Today marks the one-year anniversary of the Internet blackout in protest of SOPA and PIPA, and in celebration, Internet activists have dubbed it “Internet Freedom Day.”
Activists have set up a website to honor freedom of expression, encouraging Internet users to share their celebratory message, and take action today.
“Here’s a list of things you can do right now to continue the fight for an open, accessible, and awesome Internet,” the site said, above suggestions like banding together in memory of Aaron Swartz, signing the Declaration of Internet Freedom, and even engaging in what the activists called “a small act of civil disobedience.”
One such act included uploading a video of Dr. Martin Luther King Jr.’s historic “I Have a Dream” speech. As noted by Mashable, the speech is owned by EMI, which has issued takedown notices whenever it makes its way online. “Hardly anyone wants to live in a world where something as inspirational and educational as Dr. King’s speech can’t be shared. And, Internet Freedom Day is about that,” said Tiffiniy Cheng, co-director of Fight for the Future, which posted the video.
“Because this speech is copyrighted, if SOPA had passed, entire websites could have been shut down just for linking to it,” organizers said.
The Stop Online Piracy Act and the PROTECT IP Act (PIPA) were intended to target “rogue” overseas websites. But opponents worried that the bills were too broad, and might result in a crackdown on legitimate, U.S.-based sites. On Jan. 18, 2012, thousands of websites, including Wikipedia and Reddit, participated in an Internet blackout aimed at raising awareness.

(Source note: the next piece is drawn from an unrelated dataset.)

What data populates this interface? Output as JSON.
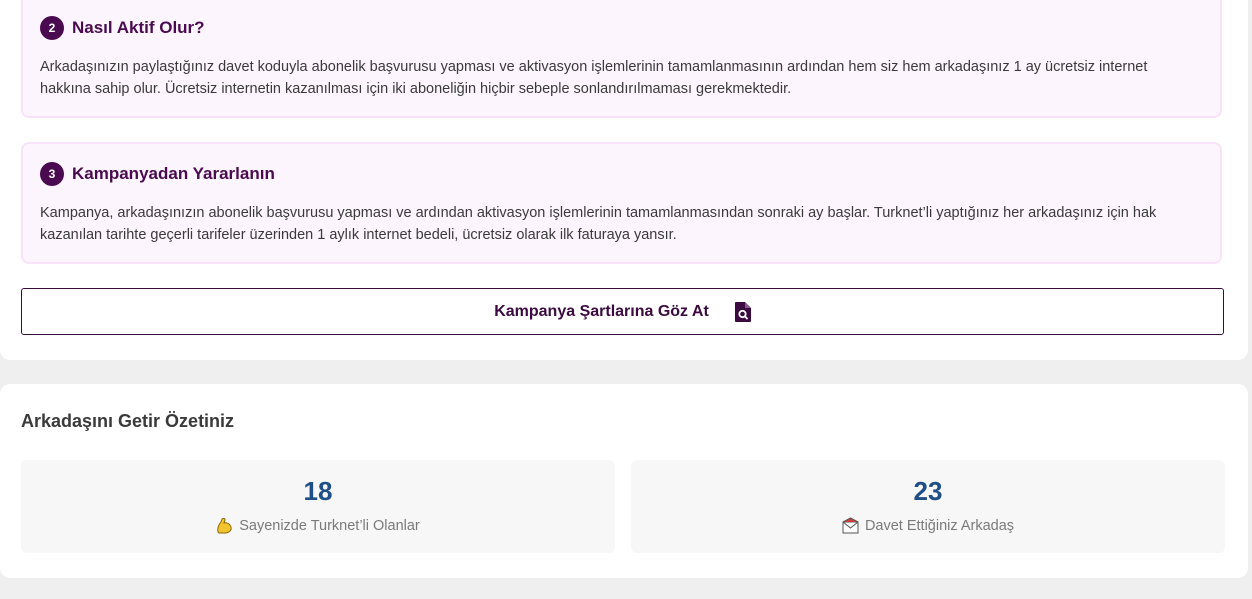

In the wake of that blackout, SOPA and PIPA were shelved.
“The defeat of SOPA and PIPA was a watershed moment in our political history,” the Center for Democracy and Technology said in a statement today. “Internet Freedom Day provides an opportunity not only to look back in commemoration, but also to raise awareness and remind lawmakers that the Internet-using public continues to pay close attention and take action to defend the Internet and free speech.”
Non-profit technology think tank TechFreedom shared similar thoughts, saying that for this movement to mature, the concept of “Internet freedom” needs to “become more than a slogan that anyone can rally behind.”
For now, TechFreedom is focused on a push for Congress to protect Fourth Amendment rights, as well as amend anti-hacking statutes, turning violations of a site’s terms of service from federal crimes into lesser infractions. Rep. Zoe Lofgren of California has floated a draft version of a bill that would do just that.
Internet censorship reaches beyond the U.S., though, as Computer & Communications Industry Association CEO Ed Black pointed out. He mentioned citizens in Iran and Syria who have faced Internet shutdowns, and China’s continued effort to control online use.
“While there is an overwhelming realization on Capitol Hill, thanks to the SOPA defeat, that measures that tinker with how the Internet works can have collateral damage, we expect those pushing for extreme copyright enforcement measures will try again,” Black said.
For more, see PCMag’s Top 5 Objections to SOPA, PIPA and the slideshow above. Also, check out TechDirt’s infographic below detailing the history of Internet Freedom Day.
For more from Stephanie, follow her on Twitter @smlotPCMag.